Since arriving in Shanghai more than 4.5 years ago, I’ve watched the concrete jungle of the financial district grow, shedding layers of retro 90s space-ship like architecture for 21st century gleam and twisted glass. Stories about the breathless pace of urbanisation in China are never-ending. Here’s a few more visually compelling features I’ve collected of late.
– In this well-filmed short documentary by Vice, Guangzhou-based photographer Zeng Han talks about how he seeks to define China’s culture between young and old in modern times. In his four-part portrait series Soul Stealer (叫魂), he photographs modern and traditional character role play of ancient chinese opera’s and the popular costume play or ‘cosplay’, against spectacular rolling landscapes. The four parts are Landplay, Cosplay, Mulian Opera and World of Warcraft.
In Hyperreality China (超真实中国), Zeng documented the transformation and urbanization of China “in which the actual viewsights appear to be somewhat of a ‘hyperreality'”, a term, in Zeng’s words, derived from the French philosopher Jean Baudrillard, referring to the blurring of the destinction between reality and falsity.” Zeng was shown looking for the best view of this coin-like building in Guangzhou, which I thought spectacular fit his theme. Zeng shoots with a Rolliflex, of course.
[Photographer: Zeng Han]
– Singaporean hedge fund manager and photographer Jimmy Lam has been photographing China since 1994, and has shifted his focus from vanishing cultures of rural southwestern China to the dynamics of China’s most intense period of urbanisation. NYT Lens shows a great selection of Lam’s work.
Mr. Lam believes that China is often misunderstood by Western photographers and journalists. There have been photographers who have romanticized China or only photographed people in the margins — which he says is fine because there are many poor people. But his focus has been the many people being lifted out of poverty by 10 percent annual growth and the rise of the middle and upper classes in a country that is at least nominally Communist.

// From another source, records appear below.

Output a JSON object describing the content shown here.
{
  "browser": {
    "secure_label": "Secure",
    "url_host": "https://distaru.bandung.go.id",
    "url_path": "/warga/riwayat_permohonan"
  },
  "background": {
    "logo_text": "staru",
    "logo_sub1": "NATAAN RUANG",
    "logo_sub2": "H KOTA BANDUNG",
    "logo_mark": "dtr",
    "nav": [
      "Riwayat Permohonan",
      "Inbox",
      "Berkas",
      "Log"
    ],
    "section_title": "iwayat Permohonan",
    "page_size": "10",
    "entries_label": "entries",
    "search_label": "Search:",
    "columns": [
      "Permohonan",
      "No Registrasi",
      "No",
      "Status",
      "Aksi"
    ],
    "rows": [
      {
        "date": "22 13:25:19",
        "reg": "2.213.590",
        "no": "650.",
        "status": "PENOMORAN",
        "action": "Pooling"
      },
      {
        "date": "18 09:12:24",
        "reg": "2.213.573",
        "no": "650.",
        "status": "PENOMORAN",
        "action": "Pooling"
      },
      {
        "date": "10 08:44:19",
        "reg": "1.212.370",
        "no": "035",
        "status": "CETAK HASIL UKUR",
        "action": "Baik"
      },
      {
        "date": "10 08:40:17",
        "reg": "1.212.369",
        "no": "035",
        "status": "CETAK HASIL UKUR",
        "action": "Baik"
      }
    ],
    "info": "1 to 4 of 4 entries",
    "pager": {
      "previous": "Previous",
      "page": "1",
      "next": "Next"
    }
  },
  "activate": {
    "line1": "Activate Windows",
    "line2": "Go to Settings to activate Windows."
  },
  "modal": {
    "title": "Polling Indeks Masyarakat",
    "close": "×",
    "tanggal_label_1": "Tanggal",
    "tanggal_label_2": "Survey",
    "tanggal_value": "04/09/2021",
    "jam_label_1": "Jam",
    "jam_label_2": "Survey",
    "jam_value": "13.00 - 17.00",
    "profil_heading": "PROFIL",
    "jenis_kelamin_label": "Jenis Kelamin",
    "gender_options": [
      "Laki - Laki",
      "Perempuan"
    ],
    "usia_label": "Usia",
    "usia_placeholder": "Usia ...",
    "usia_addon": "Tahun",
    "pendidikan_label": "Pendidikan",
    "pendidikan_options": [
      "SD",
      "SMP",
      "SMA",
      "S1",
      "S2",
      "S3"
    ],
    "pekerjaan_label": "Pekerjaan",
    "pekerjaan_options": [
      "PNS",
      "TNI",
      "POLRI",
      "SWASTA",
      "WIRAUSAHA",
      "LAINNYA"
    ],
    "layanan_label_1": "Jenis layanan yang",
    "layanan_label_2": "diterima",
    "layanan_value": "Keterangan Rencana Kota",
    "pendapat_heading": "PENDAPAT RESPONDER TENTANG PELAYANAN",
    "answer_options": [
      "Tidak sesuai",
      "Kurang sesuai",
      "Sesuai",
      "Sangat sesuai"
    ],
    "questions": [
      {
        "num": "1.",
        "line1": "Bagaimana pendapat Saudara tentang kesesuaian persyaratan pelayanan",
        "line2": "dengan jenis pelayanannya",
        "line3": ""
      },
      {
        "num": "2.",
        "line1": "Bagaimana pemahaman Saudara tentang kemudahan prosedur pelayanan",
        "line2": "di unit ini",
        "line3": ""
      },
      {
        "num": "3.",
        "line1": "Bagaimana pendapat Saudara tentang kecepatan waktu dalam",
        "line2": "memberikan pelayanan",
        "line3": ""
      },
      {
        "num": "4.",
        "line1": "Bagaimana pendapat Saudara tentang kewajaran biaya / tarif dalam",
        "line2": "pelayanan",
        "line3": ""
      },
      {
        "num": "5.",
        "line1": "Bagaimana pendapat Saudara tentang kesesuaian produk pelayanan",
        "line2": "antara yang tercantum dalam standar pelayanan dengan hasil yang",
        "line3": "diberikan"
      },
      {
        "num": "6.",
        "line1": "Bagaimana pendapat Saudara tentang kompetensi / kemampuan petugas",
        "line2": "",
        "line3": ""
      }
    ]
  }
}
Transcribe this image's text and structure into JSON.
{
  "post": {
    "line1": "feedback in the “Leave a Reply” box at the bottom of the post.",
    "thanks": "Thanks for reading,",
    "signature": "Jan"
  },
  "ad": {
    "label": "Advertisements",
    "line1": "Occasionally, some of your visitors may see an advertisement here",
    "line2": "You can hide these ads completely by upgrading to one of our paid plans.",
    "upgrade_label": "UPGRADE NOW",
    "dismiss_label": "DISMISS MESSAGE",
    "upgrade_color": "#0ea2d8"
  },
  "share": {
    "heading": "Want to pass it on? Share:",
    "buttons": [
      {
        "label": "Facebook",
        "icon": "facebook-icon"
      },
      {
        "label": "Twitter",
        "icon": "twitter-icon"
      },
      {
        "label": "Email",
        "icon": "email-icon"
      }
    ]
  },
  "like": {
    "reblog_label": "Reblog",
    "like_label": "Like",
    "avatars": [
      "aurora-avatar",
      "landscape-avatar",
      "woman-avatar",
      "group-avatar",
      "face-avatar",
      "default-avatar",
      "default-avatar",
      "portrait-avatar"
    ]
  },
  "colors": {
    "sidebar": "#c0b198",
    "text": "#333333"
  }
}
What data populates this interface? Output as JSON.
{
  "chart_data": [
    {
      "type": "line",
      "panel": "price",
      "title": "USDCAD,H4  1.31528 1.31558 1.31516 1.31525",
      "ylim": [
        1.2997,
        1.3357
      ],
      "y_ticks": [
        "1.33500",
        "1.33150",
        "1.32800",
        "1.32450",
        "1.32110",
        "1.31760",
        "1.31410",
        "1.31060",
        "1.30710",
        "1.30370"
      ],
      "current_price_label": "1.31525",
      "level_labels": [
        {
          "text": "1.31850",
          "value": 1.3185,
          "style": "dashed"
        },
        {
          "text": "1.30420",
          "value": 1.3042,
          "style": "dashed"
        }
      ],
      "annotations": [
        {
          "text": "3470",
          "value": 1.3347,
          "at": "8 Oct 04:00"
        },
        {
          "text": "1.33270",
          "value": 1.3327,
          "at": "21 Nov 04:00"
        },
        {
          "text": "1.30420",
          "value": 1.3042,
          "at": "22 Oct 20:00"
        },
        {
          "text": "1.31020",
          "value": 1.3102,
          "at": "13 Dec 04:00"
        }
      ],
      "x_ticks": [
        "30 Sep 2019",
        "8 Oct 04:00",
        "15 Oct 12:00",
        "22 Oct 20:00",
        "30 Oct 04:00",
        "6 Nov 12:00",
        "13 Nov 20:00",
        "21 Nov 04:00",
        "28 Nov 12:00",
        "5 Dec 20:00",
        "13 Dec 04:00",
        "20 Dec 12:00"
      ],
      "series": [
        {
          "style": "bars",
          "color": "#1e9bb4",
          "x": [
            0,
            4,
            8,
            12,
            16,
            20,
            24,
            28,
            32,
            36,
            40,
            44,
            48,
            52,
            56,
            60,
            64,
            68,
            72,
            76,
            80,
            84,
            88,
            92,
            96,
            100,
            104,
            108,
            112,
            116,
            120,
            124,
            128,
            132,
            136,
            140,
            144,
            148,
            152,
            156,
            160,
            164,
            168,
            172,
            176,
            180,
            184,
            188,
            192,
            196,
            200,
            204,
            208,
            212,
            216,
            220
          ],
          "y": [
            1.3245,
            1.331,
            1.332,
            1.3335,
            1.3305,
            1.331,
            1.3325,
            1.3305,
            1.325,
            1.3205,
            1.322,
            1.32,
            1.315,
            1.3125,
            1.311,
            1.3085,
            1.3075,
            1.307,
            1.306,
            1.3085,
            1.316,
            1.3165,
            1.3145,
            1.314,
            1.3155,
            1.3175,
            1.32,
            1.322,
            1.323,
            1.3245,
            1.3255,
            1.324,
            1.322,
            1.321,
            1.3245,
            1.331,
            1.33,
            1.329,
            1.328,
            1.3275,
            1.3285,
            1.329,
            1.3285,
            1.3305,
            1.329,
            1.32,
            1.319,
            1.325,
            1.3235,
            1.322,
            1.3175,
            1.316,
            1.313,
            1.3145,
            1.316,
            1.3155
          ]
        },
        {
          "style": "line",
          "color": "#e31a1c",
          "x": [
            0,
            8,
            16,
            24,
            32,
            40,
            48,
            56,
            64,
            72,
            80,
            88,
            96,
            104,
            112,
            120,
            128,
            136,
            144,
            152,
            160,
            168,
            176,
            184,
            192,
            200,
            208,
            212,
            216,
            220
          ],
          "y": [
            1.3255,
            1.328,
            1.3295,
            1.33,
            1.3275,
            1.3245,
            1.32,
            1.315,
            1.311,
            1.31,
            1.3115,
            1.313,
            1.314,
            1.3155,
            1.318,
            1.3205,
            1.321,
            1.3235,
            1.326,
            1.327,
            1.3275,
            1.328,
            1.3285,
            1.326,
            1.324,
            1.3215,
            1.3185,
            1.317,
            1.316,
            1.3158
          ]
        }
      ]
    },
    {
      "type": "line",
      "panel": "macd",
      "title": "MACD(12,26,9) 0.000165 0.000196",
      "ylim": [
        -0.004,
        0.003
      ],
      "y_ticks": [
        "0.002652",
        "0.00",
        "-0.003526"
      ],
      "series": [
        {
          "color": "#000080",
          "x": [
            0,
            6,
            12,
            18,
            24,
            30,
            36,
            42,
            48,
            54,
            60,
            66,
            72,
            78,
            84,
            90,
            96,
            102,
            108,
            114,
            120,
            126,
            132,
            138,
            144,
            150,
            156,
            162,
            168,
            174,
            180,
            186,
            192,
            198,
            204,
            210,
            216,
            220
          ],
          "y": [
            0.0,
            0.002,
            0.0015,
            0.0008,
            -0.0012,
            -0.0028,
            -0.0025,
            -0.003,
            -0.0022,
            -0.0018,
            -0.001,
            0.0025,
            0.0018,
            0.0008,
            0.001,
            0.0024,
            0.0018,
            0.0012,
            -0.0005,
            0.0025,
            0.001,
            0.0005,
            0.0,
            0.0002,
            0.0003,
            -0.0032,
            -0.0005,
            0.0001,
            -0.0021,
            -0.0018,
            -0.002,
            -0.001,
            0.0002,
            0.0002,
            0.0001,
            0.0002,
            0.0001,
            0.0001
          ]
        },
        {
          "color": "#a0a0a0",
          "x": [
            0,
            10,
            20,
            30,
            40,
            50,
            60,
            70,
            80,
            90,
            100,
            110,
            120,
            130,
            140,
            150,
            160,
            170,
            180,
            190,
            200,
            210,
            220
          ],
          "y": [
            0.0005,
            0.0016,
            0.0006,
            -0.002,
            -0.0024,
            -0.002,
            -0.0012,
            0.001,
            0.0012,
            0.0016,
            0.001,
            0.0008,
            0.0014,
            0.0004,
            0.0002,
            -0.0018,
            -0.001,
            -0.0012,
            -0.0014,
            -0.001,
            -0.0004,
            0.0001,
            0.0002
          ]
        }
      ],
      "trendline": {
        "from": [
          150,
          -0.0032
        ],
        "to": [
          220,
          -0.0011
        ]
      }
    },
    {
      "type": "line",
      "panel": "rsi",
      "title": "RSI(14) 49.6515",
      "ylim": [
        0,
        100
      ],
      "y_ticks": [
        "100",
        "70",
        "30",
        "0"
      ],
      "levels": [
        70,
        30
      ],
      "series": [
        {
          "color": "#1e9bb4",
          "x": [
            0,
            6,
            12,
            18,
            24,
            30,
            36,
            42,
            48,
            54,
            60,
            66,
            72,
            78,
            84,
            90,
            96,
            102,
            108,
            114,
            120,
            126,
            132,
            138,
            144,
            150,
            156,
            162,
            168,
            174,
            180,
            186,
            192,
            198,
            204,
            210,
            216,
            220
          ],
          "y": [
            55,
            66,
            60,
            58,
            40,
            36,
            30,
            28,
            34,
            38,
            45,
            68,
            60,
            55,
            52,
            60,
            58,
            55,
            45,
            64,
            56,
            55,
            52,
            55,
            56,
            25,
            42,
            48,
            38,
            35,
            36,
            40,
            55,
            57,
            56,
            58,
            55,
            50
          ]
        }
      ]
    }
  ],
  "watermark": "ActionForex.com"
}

The key to understanding China today, he says, is nationalism, confidence and pride.
“The Chinese people have so much pride; they want to tell the world that they are no longer a third world country, and they want to be treated as equal partners, not as a backward society,” he said.
[Photographer: Jimmy Lam]
– I miss waking up to public radio when living in Washington DC. Marketplace’s Shanghai correspondent Rob Schmitz looks at how the port city of Tianjin has replicated Manhattan from buildings to layout … and not doing a great job in completing the place. The best line had to be a translation of an advertisement for Tianjin’s Manhattan project, “Concentrate world capital and set China’s ambition.”
– You may know of Chinese artist Liu Bolin who paints himself into a background to the point of being indistinguishable. He’s in New York this time and his team captured the process of preparing for “Disappearing in Place” in Queens, New York. I thought it was a perfect metaphor of how a person can get overwhelmed and lost in a metropolis like New York. Yet in contrast, New York has a 8.5 million population, Shanghai has a 24.5 million.
[Photographer: Alex Brown]